SCHENECTADY – The foster father now accused of murder in the December death of 4-year-old foster child Charlie Garay initially cited a fall from a chair, according to pretrial testimony in the case Tuesday.
The now-murder defendant Dequan Greene, 27, spoke with Rotterdam Police Officer Daniel Bonitatibus shortly after officers and paramedics arrived at 2734 Broadway in Rotterdam for the unresponsive Charlie.
Bonitatibus was assigned to speak with Greene to get his account of what had happened with Charlie, as paramedics tried to save him at the scene and then took him to the hospital, Bonitatibus testified.
Greene freely gave a brief statement in the home’s kitchen, which the officer transcribed, the officer testified.
In the statement, read in court by Bonitatibus, Greene allegedly indicated that Charlie was sitting in a chair and he fell. Greene asked him if he was OK. Charlie responded that he was, but with slurred speech.
Greene patted Charlie on the face and called his wife Latricia Greene to come home. He administered CPR. She called 911 when she arrived home.
Greene said he continued CPR until paramedics arrived, but Charlie started vomiting with every compression he gave.
Prosecutors have said previously Greene told others the child choked. Prosecutors have also previously referenced the account of the alleged fall from a chair.
Charlie died Dec. 20 of injuries inflicted by his foster father, Dequan Greene, prosecutors say. Greene has since been indicted on second-degree murder and other charges.
Charlie and his 5-year-old sibling had been placed in the Greene’s care in September 2020 by Child Protective Services of the Albany County Department of Social Services, after an order from Albany County Family Court removed them from the care of their biological parents, Schenectady County prosecutors previously said.

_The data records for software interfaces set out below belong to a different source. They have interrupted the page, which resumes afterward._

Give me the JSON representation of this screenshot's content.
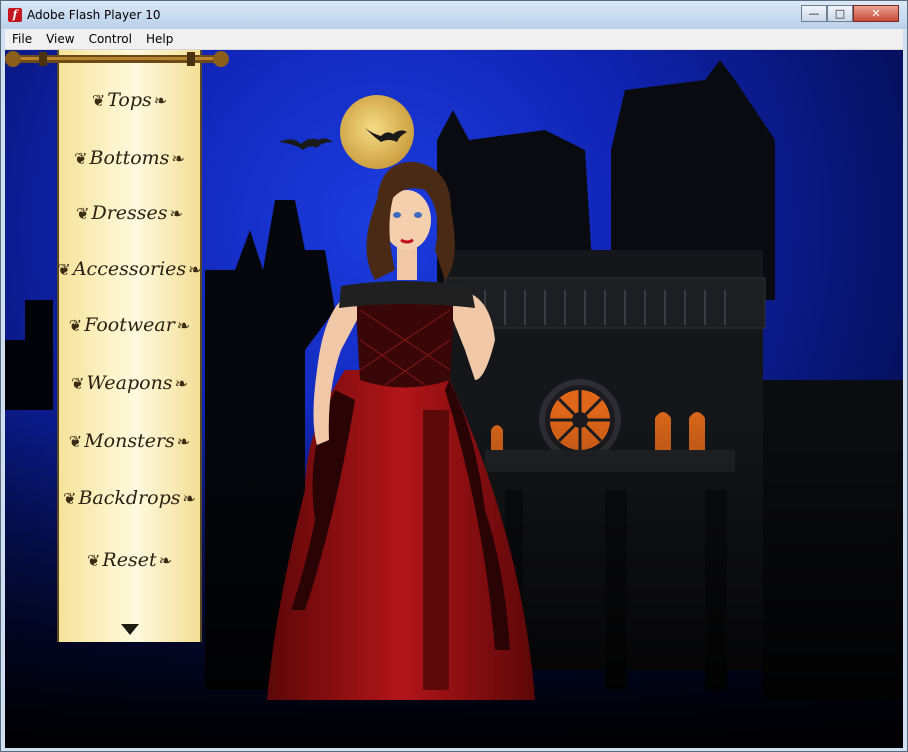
{
  "window": {
    "title": "Adobe Flash Player 10",
    "controls": {
      "minimize": "—",
      "maximize": "□",
      "close": "✕"
    }
  },
  "menubar": {
    "items": [
      "File",
      "View",
      "Control",
      "Help"
    ]
  },
  "game": {
    "categories": [
      "Tops",
      "Bottoms",
      "Dresses",
      "Accessories",
      "Footwear",
      "Weapons",
      "Monsters",
      "Backdrops",
      "Reset"
    ],
    "scroll_icon": "down-arrow-icon",
    "colors": {
      "sky": "#1024b4",
      "moon": "#e9c96a",
      "scroll": "#fdf3c6",
      "dress": "#8e0f12"
    }
  }
}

The couple had been certified as foster parents by the Schenectady County Department of Social Services, but previously had only fostered one child for one day, prosecutors said.
The completion of the hearing also came the week after the court-appointed representative of Charlie’s estate and representative of his surviving sibling filed suit against both counties and anyone alleged to have been involved in their case’s supervision, contending they missed repeated opportunities to get Charlie out of the home and ultimately save his life.
The lawsuit contended Charlie died from blunt force trauma that severed his liver.
Dequan Greene’s attorney James Tyner has said his client denies wrongdoing, calling it a terrible accident related to the boy choking.
Latrisha Greene does not face charges in Charlie’s death. She was previously charged with evidence tampering, a count that has since been dismissed. That left her facing two misdemeanor child endangerment counts. Her attorney has said Latrisha Greene denies the allegations.
The written statement was completed and Charlie was transported from the home, Bonitatibus said he was assigned to remain in the home with Dequan Greene and other children until detectives could arrive.
As they waited in the home, Bonitatibus said he and Greene talked, “about a little bit of everything.” Greene talked about playing music at church, Greene’s wife being pregnant, about life.
Asked by prosecutor Christina Tremante-Pelham if Greene said anything more about what happened, Bonitatibus said he did.
When the conversation trailed off at times, Greene once asked “is this normal,” referenced the boy apparently eating corn and asked how Charlie was doing.
In his own questioning, Greene attorney James Tyner asked if Bonitatibus believed Greene wasn’t being evasive, and whether Greene expressed worry for Charlie. The officer agreed.
Tuesday’s appearance concluded the hearing on Greene’s alleged statements and whether he voluntarily gave them. Judge Matthew Sypniewski is to issue his decision later.
Reach Gazette reporter Steven Cook at 518-395-3122, [email protected] or @ByStevenCook on Twitter.